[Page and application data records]
──────────

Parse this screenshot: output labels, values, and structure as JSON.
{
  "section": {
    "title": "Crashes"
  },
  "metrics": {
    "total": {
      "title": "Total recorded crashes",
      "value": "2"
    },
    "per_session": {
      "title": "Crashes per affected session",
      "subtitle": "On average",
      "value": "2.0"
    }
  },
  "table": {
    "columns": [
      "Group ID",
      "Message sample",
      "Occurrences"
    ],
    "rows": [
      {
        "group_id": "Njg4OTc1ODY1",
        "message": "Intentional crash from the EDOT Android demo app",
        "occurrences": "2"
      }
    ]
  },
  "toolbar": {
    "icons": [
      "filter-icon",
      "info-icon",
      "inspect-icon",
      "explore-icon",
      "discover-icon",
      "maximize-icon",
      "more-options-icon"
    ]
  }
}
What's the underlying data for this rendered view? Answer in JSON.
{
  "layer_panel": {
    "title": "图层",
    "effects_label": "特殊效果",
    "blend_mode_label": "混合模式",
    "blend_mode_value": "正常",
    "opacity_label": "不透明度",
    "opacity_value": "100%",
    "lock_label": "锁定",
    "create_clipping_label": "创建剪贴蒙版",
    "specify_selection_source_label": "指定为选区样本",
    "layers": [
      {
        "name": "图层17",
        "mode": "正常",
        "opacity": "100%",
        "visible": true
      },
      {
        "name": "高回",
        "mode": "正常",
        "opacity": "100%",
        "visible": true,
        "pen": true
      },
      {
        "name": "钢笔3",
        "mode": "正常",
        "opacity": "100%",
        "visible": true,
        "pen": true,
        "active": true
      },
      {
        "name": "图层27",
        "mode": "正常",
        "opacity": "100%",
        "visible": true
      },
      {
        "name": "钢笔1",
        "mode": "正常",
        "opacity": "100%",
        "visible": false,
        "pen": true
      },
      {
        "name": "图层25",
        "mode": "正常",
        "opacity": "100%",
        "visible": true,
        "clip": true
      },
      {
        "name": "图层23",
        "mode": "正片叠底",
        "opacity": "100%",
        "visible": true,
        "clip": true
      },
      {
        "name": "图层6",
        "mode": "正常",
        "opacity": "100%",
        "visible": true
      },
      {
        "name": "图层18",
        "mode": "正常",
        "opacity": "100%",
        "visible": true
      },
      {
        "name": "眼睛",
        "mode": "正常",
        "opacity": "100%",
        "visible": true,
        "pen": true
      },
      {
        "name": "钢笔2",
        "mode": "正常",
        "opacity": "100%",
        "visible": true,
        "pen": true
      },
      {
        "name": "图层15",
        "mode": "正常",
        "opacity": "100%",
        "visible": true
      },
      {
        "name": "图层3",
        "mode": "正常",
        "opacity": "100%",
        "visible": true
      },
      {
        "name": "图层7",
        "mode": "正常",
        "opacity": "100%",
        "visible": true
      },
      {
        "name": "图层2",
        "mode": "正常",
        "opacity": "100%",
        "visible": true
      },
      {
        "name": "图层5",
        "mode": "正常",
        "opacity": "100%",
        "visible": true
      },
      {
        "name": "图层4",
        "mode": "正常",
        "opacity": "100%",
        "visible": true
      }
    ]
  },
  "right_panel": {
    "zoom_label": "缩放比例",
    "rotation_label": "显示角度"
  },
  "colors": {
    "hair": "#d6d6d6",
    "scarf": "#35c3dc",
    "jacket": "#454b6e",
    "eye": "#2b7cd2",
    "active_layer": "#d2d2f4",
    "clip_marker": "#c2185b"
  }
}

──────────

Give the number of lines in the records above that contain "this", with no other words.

Result: 2